The two battled it out to a 2-2 tie after regulation and headed into sudden death overtime. With neither grappler able to score a takedown, the match went into a ride-out scenario in which each wrestler had 30 seconds to escape the grasp of his opponent.
Rinaldi was unable to escape Rebertus in the fourth overtime and was on his way to returning the favor to Rebertus, when a stalemate call from the referee provided an opportunity for the Midshipman to escape and earn the win.

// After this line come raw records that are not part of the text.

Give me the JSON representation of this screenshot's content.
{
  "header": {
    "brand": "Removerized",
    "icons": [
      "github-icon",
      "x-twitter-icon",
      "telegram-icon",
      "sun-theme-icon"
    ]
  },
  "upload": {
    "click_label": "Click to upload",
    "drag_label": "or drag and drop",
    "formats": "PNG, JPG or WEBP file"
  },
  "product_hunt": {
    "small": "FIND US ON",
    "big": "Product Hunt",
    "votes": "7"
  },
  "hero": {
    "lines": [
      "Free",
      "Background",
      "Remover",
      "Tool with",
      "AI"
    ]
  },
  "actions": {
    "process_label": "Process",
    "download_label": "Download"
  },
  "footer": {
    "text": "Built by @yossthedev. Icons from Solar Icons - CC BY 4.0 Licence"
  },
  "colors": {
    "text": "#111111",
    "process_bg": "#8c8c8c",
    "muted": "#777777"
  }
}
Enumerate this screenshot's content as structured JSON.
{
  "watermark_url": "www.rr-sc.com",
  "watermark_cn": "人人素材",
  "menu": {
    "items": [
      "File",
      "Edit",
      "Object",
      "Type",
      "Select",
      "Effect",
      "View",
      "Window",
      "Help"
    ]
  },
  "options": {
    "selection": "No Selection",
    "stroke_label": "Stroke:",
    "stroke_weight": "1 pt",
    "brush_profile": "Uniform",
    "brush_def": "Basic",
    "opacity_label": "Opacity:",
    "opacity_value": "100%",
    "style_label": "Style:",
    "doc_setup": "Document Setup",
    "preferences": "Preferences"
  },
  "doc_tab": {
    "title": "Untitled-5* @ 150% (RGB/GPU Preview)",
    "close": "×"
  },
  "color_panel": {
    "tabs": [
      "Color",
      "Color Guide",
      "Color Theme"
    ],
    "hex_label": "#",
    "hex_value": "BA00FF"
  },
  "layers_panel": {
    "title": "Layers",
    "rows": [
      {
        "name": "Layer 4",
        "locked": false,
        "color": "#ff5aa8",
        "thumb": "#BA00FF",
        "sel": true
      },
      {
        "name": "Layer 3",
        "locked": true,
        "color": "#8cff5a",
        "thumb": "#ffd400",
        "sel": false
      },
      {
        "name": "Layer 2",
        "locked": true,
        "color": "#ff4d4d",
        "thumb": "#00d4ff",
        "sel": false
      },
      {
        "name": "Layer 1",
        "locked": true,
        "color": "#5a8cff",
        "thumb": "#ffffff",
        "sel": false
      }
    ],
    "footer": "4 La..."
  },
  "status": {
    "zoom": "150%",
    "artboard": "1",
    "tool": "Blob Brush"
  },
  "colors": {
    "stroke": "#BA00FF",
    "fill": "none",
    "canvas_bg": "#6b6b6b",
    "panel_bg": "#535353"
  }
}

"Rinaldi was riding him out and they called a stalemate to give the kid a fresh start when he is on his belly," Goodale said. "It was the most offense that was happening the whole match and they stopped the match. I don't understand why they stopped the match at that point."
Rebertus came away with the 3-2 decision, but it was not without protest from the Knights' sideline.
"I don't think boring is the right word, but both guys were very tentative," Goodale said of the regulation periods. "For our guys to achieve their goals, they have to get after it."
The controversial win did little to dent the Rutgers' lead or the team's spirits as true freshman Mike Wagner stepped right in at 197 pounds and earned a 6-1 decision.
"We've given [Wagner] a couple of days off since he isn't used to wrestling for this long of a season. But we feel like he is back to normal now," Goodale said. "He's getting better with every match and that was the goal. And he loves it. He loves to wrestle."